» **WORK REQUEST**: Scan the records below for the word "this" and give only the number of lines that hold it.

### DATASET ###

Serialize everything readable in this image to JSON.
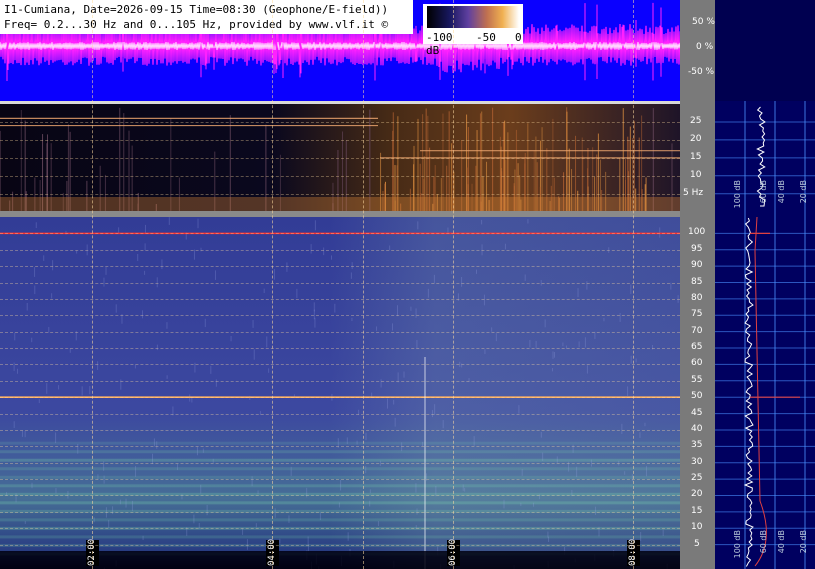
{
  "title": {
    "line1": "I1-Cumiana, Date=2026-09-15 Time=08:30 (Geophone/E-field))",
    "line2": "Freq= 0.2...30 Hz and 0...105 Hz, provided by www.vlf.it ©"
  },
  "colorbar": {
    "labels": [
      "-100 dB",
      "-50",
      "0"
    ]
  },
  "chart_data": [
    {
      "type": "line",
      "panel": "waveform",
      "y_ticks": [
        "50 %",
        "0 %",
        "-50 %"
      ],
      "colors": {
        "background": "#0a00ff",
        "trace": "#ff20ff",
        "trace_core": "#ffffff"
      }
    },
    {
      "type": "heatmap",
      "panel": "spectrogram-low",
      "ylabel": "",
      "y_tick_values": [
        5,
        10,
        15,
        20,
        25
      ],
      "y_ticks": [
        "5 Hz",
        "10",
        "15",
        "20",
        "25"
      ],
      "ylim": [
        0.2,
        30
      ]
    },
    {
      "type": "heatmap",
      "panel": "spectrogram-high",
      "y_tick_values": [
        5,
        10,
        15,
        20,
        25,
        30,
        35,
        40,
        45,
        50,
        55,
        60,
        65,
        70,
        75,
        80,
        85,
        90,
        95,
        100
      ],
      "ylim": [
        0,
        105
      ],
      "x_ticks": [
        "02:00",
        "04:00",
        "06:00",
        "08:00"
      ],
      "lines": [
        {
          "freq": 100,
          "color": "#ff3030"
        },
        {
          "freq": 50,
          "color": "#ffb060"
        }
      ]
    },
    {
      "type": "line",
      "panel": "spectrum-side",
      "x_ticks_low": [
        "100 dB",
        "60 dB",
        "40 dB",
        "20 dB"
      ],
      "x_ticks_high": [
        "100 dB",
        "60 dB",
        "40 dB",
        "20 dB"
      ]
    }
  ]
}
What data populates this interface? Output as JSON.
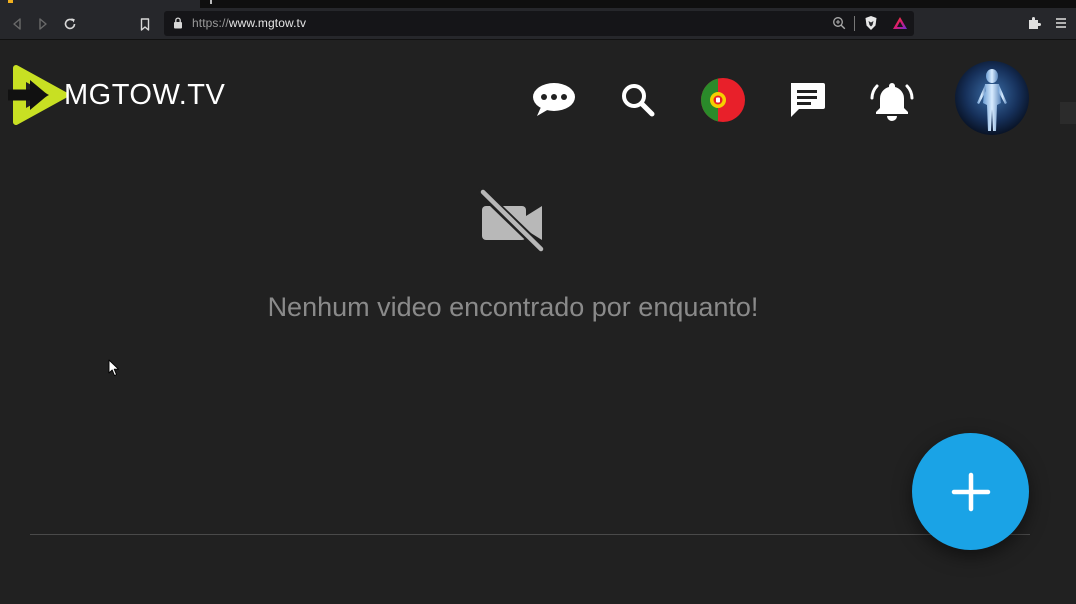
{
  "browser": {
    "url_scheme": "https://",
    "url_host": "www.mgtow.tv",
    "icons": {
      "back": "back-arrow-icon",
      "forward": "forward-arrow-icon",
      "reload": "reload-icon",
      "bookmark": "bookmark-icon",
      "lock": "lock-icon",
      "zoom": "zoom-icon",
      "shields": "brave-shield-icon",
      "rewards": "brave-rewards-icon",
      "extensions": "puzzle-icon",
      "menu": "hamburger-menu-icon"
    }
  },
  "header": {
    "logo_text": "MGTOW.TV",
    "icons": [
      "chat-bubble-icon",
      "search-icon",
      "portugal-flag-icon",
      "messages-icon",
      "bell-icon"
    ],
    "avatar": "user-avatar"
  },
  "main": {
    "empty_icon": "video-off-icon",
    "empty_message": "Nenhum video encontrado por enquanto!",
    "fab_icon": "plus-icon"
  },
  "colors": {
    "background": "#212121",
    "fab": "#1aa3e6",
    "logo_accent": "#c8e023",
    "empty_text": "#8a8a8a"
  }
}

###
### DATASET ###

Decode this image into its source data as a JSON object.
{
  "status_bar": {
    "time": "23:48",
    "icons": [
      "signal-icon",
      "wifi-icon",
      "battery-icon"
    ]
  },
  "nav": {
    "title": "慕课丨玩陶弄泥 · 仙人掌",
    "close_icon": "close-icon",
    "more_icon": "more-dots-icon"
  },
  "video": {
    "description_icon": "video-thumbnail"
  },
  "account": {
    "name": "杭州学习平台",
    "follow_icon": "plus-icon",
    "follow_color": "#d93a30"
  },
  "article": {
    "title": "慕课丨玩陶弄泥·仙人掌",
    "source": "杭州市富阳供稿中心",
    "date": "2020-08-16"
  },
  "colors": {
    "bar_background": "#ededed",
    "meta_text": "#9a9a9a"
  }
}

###

» **TASK SOLUTION**: 3